Exercise materials:
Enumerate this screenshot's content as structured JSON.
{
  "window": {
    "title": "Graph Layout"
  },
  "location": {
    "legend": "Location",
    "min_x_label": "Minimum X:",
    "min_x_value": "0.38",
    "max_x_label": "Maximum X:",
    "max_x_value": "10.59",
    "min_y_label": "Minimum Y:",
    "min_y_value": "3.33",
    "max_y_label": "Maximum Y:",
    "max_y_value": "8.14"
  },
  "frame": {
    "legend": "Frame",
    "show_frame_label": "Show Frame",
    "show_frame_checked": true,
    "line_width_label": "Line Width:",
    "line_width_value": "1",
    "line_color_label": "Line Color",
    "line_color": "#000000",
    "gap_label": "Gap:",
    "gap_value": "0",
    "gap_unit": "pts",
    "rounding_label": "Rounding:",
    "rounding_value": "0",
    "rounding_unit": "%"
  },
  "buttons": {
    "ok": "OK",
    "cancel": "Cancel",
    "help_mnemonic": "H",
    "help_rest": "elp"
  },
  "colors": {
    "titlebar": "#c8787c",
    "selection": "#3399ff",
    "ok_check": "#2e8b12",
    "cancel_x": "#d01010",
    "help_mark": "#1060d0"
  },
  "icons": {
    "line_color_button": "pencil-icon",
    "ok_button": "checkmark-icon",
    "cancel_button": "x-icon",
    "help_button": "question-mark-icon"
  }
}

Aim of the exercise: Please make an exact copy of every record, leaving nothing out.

Solution for this exercise:
Enumerate this screenshot's content as structured JSON.
{
  "window": {
    "title": "Graph Layout"
  },
  "location": {
    "legend": "Location",
    "min_x_label": "Minimum X:",
    "min_x_value": "0.38",
    "max_x_label": "Maximum X:",
    "max_x_value": "10.59",
    "min_y_label": "Minimum Y:",
    "min_y_value": "3.33",
    "max_y_label": "Maximum Y:",
    "max_y_value": "8.14"
  },
  "frame": {
    "legend": "Frame",
    "show_frame_label": "Show Frame",
    "show_frame_checked": true,
    "line_width_label": "Line Width:",
    "line_width_value": "1",
    "line_color_label": "Line Color",
    "line_color": "#000000",
    "gap_label": "Gap:",
    "gap_value": "0",
    "gap_unit": "pts",
    "rounding_label": "Rounding:",
    "rounding_value": "0",
    "rounding_unit": "%"
  },
  "buttons": {
    "ok": "OK",
    "cancel": "Cancel",
    "help_mnemonic": "H",
    "help_rest": "elp"
  },
  "colors": {
    "titlebar": "#c8787c",
    "selection": "#3399ff",
    "ok_check": "#2e8b12",
    "cancel_x": "#d01010",
    "help_mark": "#1060d0"
  },
  "icons": {
    "line_color_button": "pencil-icon",
    "ok_button": "checkmark-icon",
    "cancel_button": "x-icon",
    "help_button": "question-mark-icon"
  }
}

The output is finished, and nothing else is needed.